Benediction for Subsequent Tenants

by ROSE POSTMA

Hang your pictures on the nails I left behind for you, the way I hung mine using the holes already there as a guide. Open the kitchen cabinets and see the rings made by glasses put away wet. Use the wooden dowel in the closet to prop the bedroom window open on spring nights. Layer your marks on this house like a palimpsest of blemishes. Let the gouge you make dragging a lamp across the floor run through the divots I sowed by repeatedly dropping the claw hammer. When you scrape the peeling  plaster clean to paint, leave a few holes unfilled like ghost craters on the moon—so when I return, I can run my fingers over them and know I was here all along, living with you, the way so many did with me: in the uneven rotation of the ceiling fan, in the front door's cracked glass and in the rust stains in the basin of the sink.

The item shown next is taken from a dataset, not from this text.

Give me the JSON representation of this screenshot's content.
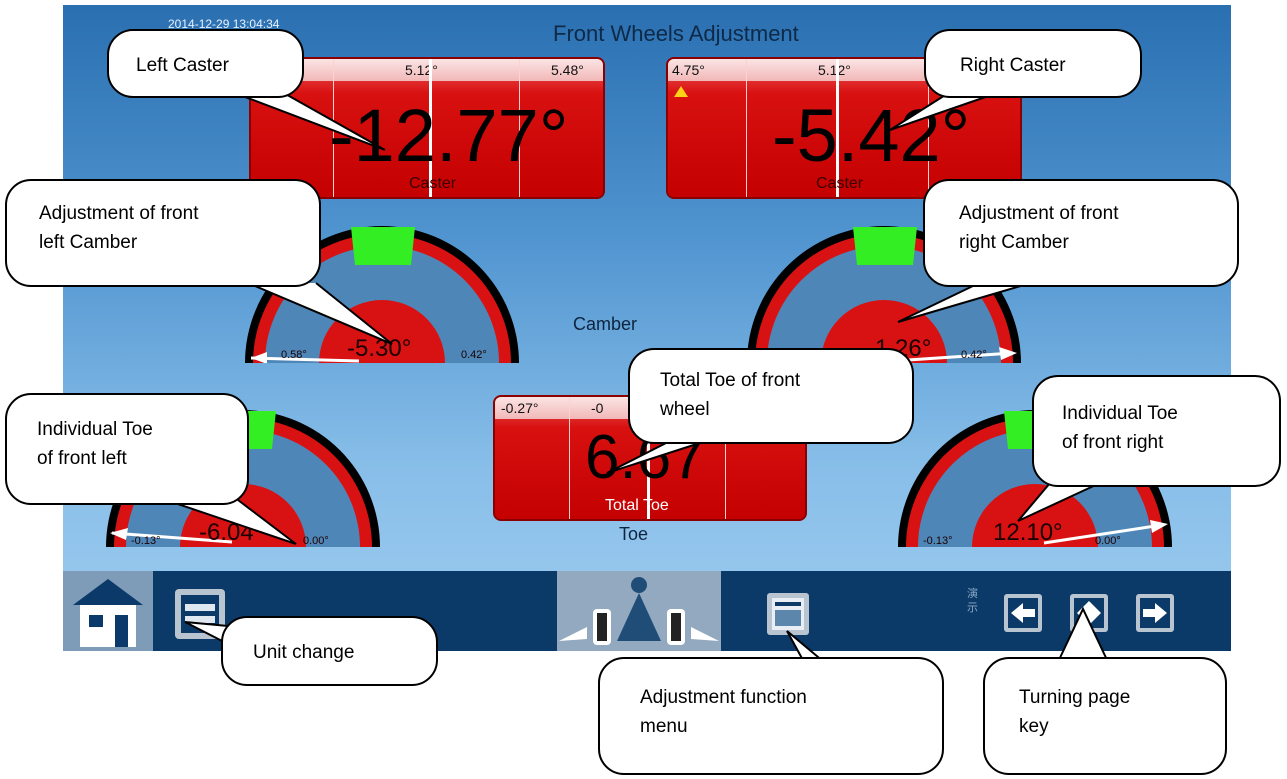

ROSE POSTMA lives upstairs in an old duplex in St. Louis with her husband and two children. She has no plans to ever become a home owner. Her work has appeared in Plainsongs, Tar River, and Atlanta Review.